Creating Solid APIs

23 May 20183 min read

Increasingly, our apps are used not by humans but by other apps — via their APIs. Thus it is increasingly important that your APIs are well-designed and easy to consume for other developers. I will share tips and good practices on authentication, versioning, documentation, response structure, and why it all matters.

I have given this talk at PyCon LT 2018, DjangoCon Europe 2018, EuroPython 2018, DjangoCon Australia 2018, and PyCon Estonia 2018 .

The slides:

Video on YouTube:


  • Our applications are increasingly being used not by humans but by other applications — via their APIs.
  • APIs however are first used by humans — the other developers.
  • Thus your APIs must even more importantly target humans as well.
  • APIs are user interface for developers — you should make that UI as good as possible.


  • Docs give the first impression, could mean difference between your API (or package) being chosen or not.
  • They take effort and can be sort of boring, but it’s actually worth it.
  • I want to know how to access the API, get started quickly, what the common errors are, how pagination works, etc.
  • For the endpoints, provide the URLs and operations (list, read, update, etc), request/response format, optional parameters, permissions, etc.
  • Ensure your docs are up-to-date by autogenerating it. Common choices are OpenAPI, Swagger, etc, but find out what your tooling (e.g. Django REST Framework) supports!
  • You could also generate client libraries from your API code/schema.

Standards & JSON API

  • Using common standards is extremely helpful.
    • They bring familiarity and make getting started easier as users can apply existing knowledge.
    • They also help avoid common pitfalls.

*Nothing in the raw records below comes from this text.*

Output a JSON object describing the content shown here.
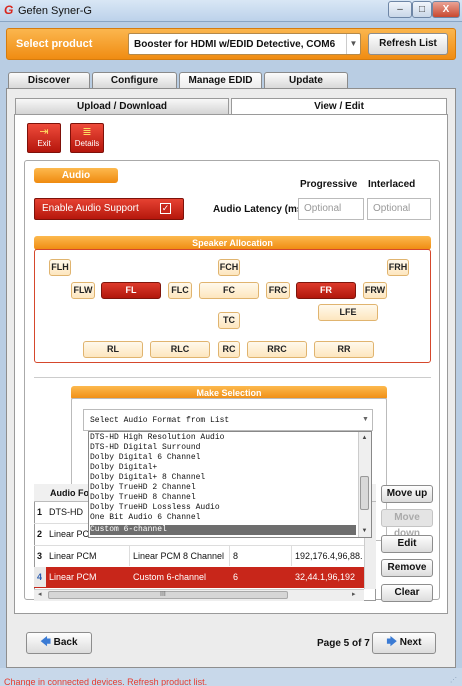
{
  "window": {
    "title": "Gefen Syner-G",
    "logo": "G",
    "minimize": "–",
    "maximize": "□",
    "close": "X"
  },
  "product": {
    "label": "Select product",
    "value": "Booster for HDMI w/EDID Detective, COM6",
    "refresh": "Refresh List"
  },
  "tabs": [
    "Discover",
    "Configure",
    "Manage EDID",
    "Update"
  ],
  "active_tab": "Manage EDID",
  "subtabs": [
    "Upload / Download",
    "View / Edit"
  ],
  "active_subtab": "View / Edit",
  "actions": {
    "exit": "Exit",
    "details": "Details"
  },
  "audio": {
    "header": "Audio",
    "enable_label": "Enable Audio Support",
    "enable_checked": true,
    "latency_label": "Audio Latency (ms)",
    "progressive_label": "Progressive",
    "interlaced_label": "Interlaced",
    "progressive_placeholder": "Optional",
    "interlaced_placeholder": "Optional"
  },
  "speaker": {
    "header": "Speaker Allocation",
    "buttons": [
      {
        "label": "FLH",
        "on": false
      },
      {
        "label": "FCH",
        "on": false
      },
      {
        "label": "FRH",
        "on": false
      },
      {
        "label": "FLW",
        "on": false
      },
      {
        "label": "FL",
        "on": true
      },
      {
        "label": "FLC",
        "on": false
      },
      {
        "label": "FC",
        "on": false
      },
      {
        "label": "FRC",
        "on": false
      },
      {
        "label": "FR",
        "on": true
      },
      {
        "label": "FRW",
        "on": false
      },
      {
        "label": "LFE",
        "on": false
      },
      {
        "label": "TC",
        "on": false
      },
      {
        "label": "RL",
        "on": false
      },
      {
        "label": "RLC",
        "on": false
      },
      {
        "label": "RC",
        "on": false
      },
      {
        "label": "RRC",
        "on": false
      },
      {
        "label": "RR",
        "on": false
      }
    ]
  },
  "selection": {
    "header": "Make Selection",
    "combo_text": "Select Audio Format from List",
    "options": [
      "DTS-HD High Resolution Audio",
      "DTS-HD Digital Surround",
      "Dolby Digital 6 Channel",
      "Dolby Digital+",
      "Dolby Digital+ 8 Channel",
      "Dolby TrueHD 2 Channel",
      "Dolby TrueHD 8 Channel",
      "Dolby TrueHD Lossless Audio",
      "One Bit Audio 6 Channel",
      "Custom 6-channel"
    ],
    "selected": "Custom 6-channel"
  },
  "table": {
    "header_col1": "Audio Fo",
    "rows": [
      {
        "num": "1",
        "col1": "DTS-HD",
        "col2": "",
        "col3": "",
        "col4": ""
      },
      {
        "num": "2",
        "col1": "Linear PC",
        "col2": "",
        "col3": "",
        "col4": ""
      },
      {
        "num": "3",
        "col1": "Linear PCM",
        "col2": "Linear PCM 8 Channel",
        "col3": "8",
        "col4": "192,176.4,96,88."
      },
      {
        "num": "4",
        "col1": "Linear PCM",
        "col2": "Custom 6-channel",
        "col3": "6",
        "col4": "32,44.1,96,192"
      }
    ],
    "selected_row": 4,
    "hscroll_mid": "III"
  },
  "side_buttons": [
    "Move up",
    "Move down",
    "Edit",
    "Remove",
    "Clear"
  ],
  "nav": {
    "back": "Back",
    "page": "Page 5 of 7",
    "next": "Next"
  },
  "status": "Change in connected devices. Refresh product list."
}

Think Django making secure password storage easy.
  • JSON API is my current standard of choice. There are others such as GraphQL. Just pick one.
    • All API responses (including errors) have standardized structure.
    • They can also include other, related resources. Think .select_related() in Django. Saves network requests.
    • Pagination, filtering, ordering are also standardized to some extent.
  • For special cases, like lots of data, you can include link to the raw data in the response, and send the raw data out-of-band.

Authentication & Authorization

  • Token authentication — client acquires a token (eg via user login), then sends it with each request.
    • Good fit for e.g. native mobile apps.
    • DRF has it built-in.
    • Session authentication is very similar.
  • OAuth2 standard
    • For creating platforms, ala Facebook.
    • Covers many usecases & flows
    • Many packages available, eg DjangoOAuth Toolkit and OAuthLib (lower level)


  • You should have versioning from Day One.
  • Header-based versioning is more idealistic, but can be problematic in real world.
  • Path-based is often more pragmatic. Also, your server logs will magically contain the request versions.
  • For version identifiers, can use integers (v1) or dates (2018-05-23). I prefer dates.
  • Make it easy for developers to find out about changes!
  • On the server side, version transformers help — see the Stripe blog post for more info.


Client perspective

  • Looking at how to use AWS and GCP APIs, using speech recognition as example.
  • Both have good, comprehensive docs, code to get started, etc.
  • Both are also quite similar to each other, making use of familiar patterns

In Summary

  • Invest in documentation
  • Embrace standards
  • Use automation
  • Reduce friction


Title photo by Matt Zhou on Unsplash

tags: API, Django, Python, Talk